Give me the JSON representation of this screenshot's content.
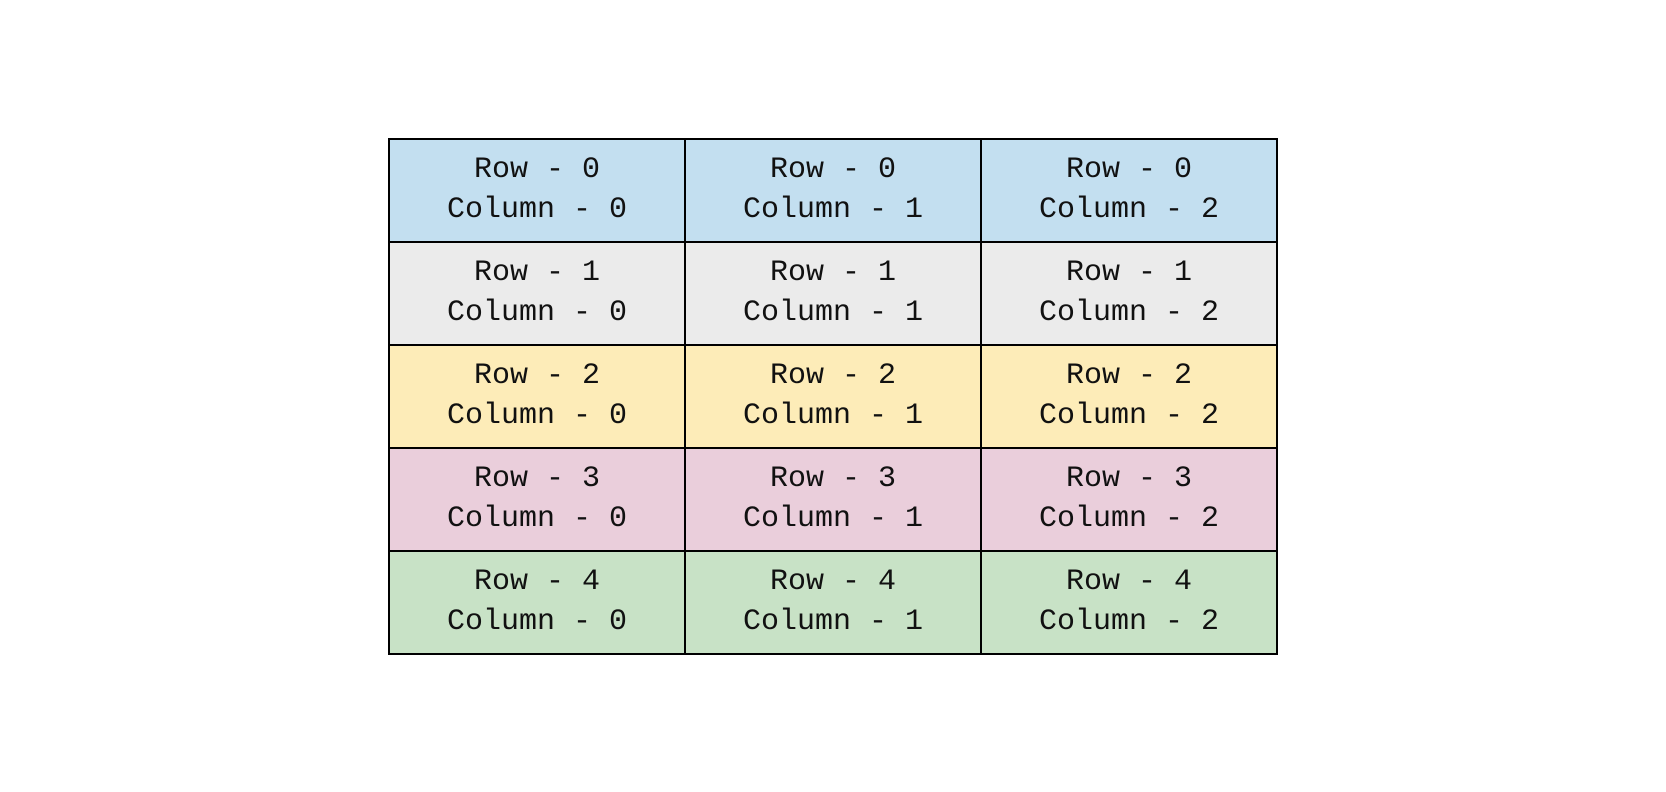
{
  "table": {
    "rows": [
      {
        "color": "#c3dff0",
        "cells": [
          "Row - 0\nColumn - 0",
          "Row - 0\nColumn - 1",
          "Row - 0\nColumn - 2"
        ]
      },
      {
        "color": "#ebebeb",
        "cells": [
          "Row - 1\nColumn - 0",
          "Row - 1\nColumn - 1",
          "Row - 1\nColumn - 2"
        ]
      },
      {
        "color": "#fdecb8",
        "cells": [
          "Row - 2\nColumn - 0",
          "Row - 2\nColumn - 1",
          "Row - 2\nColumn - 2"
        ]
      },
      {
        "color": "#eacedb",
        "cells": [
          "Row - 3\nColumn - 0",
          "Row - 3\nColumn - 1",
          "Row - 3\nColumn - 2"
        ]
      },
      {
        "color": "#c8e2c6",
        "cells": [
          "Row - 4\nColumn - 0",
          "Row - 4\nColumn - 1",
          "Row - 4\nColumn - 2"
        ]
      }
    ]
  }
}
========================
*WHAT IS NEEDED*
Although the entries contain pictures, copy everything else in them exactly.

*EXERCISE OUTPUT*
Give me the JSON representation of this screenshot's content.
{
  "table": {
    "rows": [
      {
        "color": "#c3dff0",
        "cells": [
          "Row - 0\nColumn - 0",
          "Row - 0\nColumn - 1",
          "Row - 0\nColumn - 2"
        ]
      },
      {
        "color": "#ebebeb",
        "cells": [
          "Row - 1\nColumn - 0",
          "Row - 1\nColumn - 1",
          "Row - 1\nColumn - 2"
        ]
      },
      {
        "color": "#fdecb8",
        "cells": [
          "Row - 2\nColumn - 0",
          "Row - 2\nColumn - 1",
          "Row - 2\nColumn - 2"
        ]
      },
      {
        "color": "#eacedb",
        "cells": [
          "Row - 3\nColumn - 0",
          "Row - 3\nColumn - 1",
          "Row - 3\nColumn - 2"
        ]
      },
      {
        "color": "#c8e2c6",
        "cells": [
          "Row - 4\nColumn - 0",
          "Row - 4\nColumn - 1",
          "Row - 4\nColumn - 2"
        ]
      }
    ]
  }
}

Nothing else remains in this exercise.